--- The data ---

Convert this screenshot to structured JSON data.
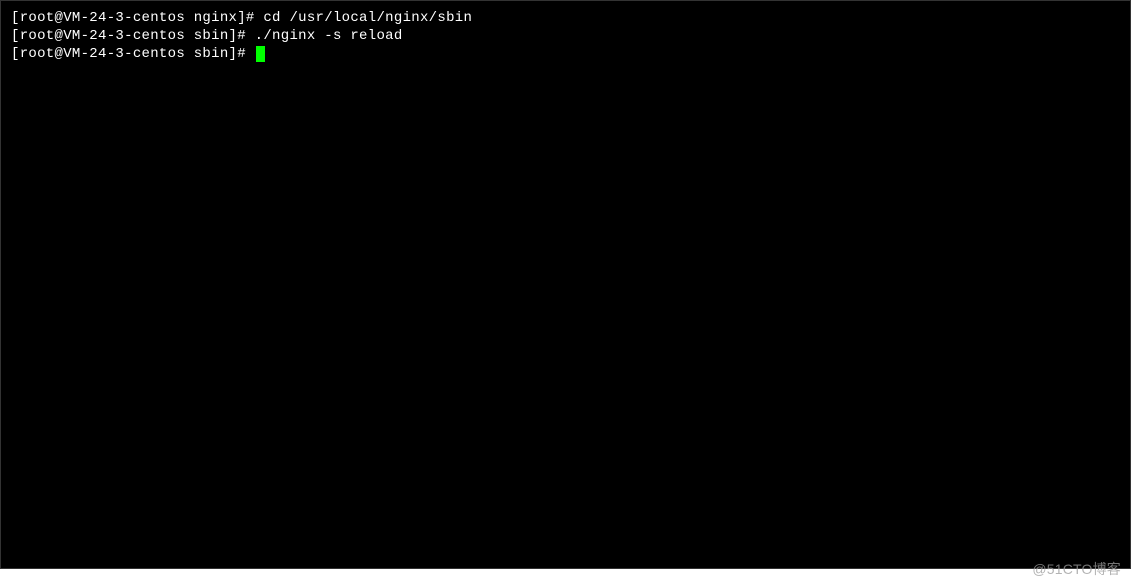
{
  "terminal": {
    "lines": [
      {
        "prefix": "[root@VM-24-3-centos nginx]# ",
        "command": "cd /usr/local/nginx/sbin",
        "cursor": false
      },
      {
        "prefix": "[root@VM-24-3-centos sbin]# ",
        "command": "./nginx -s reload",
        "cursor": false
      },
      {
        "prefix": "[root@VM-24-3-centos sbin]# ",
        "command": "",
        "cursor": true
      }
    ]
  },
  "watermark": "@51CTO博客"
}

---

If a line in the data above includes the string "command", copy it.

**Your solution:**
        "command": "cd /usr/local/nginx/sbin",
        "command": "./nginx -s reload",
        "command": "",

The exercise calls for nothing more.